**What needs to be done:**
Find every line in the records below that contains "things", and copy it.

Material provided Start Marker

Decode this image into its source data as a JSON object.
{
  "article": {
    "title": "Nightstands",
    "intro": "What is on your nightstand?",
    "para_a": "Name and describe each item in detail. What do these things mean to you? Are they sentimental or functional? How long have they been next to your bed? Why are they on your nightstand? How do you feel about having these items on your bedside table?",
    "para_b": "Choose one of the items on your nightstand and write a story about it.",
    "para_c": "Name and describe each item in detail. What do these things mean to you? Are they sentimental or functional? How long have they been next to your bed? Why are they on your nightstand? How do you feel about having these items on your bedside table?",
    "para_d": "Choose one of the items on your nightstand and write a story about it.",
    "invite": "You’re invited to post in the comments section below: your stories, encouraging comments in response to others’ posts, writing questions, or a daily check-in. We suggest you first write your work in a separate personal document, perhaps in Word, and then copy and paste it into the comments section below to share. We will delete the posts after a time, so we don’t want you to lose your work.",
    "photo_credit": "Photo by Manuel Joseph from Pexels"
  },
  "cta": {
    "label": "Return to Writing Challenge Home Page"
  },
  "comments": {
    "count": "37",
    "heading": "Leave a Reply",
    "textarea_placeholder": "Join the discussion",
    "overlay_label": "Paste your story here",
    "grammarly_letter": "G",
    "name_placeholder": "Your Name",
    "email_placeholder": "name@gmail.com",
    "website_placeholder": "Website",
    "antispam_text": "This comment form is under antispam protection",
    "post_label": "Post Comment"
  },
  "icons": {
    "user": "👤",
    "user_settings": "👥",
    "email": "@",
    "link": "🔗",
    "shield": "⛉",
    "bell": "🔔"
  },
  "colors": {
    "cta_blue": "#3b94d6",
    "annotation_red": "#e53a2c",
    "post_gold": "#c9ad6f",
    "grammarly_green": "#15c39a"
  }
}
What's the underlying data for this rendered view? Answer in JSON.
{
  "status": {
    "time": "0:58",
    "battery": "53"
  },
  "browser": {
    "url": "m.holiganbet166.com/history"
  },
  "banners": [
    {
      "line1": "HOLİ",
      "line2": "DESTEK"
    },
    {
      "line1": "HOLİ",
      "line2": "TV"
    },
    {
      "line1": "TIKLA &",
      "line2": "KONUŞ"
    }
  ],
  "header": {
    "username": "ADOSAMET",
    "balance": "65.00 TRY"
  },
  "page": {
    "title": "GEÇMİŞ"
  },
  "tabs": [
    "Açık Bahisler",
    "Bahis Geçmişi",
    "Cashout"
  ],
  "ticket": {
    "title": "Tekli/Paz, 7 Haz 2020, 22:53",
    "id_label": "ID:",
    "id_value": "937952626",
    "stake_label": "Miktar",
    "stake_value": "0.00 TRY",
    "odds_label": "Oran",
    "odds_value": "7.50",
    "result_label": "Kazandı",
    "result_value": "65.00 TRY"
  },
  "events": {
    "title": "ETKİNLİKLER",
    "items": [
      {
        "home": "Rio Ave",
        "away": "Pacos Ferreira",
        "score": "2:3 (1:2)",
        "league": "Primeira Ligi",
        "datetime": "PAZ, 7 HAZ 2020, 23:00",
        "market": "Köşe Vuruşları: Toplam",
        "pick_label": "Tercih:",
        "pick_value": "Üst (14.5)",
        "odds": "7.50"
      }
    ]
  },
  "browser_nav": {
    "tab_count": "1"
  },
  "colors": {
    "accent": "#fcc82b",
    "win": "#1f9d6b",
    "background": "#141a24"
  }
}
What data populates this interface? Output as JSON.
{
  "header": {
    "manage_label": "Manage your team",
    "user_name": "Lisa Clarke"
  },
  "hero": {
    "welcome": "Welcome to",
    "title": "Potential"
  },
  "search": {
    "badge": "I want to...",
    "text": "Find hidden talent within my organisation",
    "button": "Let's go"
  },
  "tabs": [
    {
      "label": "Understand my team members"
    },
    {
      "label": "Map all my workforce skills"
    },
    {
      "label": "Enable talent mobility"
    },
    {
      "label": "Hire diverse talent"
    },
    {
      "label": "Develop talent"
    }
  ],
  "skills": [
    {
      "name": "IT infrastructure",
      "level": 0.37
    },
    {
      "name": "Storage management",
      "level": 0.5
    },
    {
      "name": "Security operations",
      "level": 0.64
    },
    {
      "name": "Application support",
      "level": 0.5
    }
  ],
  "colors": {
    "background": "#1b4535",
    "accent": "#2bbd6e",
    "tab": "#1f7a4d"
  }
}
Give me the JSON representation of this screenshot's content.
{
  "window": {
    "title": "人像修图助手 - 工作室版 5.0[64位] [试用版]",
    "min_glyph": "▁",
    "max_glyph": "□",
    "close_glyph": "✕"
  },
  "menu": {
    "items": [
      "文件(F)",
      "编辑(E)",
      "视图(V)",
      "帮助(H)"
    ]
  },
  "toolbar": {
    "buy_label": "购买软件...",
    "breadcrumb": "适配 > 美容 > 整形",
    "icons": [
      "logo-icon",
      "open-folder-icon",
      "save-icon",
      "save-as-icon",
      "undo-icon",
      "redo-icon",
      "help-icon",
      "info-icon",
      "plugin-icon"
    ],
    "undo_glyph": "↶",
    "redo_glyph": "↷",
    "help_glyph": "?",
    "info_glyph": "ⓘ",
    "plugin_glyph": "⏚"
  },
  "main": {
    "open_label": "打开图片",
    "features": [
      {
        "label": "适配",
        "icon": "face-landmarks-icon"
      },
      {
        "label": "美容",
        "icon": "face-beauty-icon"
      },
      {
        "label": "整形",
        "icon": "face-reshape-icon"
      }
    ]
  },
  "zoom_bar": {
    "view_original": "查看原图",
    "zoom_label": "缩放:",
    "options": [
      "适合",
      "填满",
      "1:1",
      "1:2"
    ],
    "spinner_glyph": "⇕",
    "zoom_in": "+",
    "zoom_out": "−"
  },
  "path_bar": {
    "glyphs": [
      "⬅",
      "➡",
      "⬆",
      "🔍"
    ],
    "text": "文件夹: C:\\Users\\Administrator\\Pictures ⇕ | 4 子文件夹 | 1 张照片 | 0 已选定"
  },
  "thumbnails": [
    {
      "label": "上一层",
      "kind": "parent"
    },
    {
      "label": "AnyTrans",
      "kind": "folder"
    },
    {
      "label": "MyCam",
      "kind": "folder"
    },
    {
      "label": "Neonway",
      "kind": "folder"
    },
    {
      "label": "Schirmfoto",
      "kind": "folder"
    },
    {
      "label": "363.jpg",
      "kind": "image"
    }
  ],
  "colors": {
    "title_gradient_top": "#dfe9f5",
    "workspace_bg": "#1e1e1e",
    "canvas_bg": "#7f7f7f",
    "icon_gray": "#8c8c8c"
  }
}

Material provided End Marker

**Solution below:**
    "para_a": "Name and describe each item in detail. What do these things mean to you? Are they sentimental or functional? How long have they been next to your bed? Why are they on your nightstand? How do you feel about having these items on your bedside table?",
    "para_c": "Name and describe each item in detail. What do these things mean to you? Are they sentimental or functional? How long have they been next to your bed? Why are they on your nightstand? How do you feel about having these items on your bedside table?",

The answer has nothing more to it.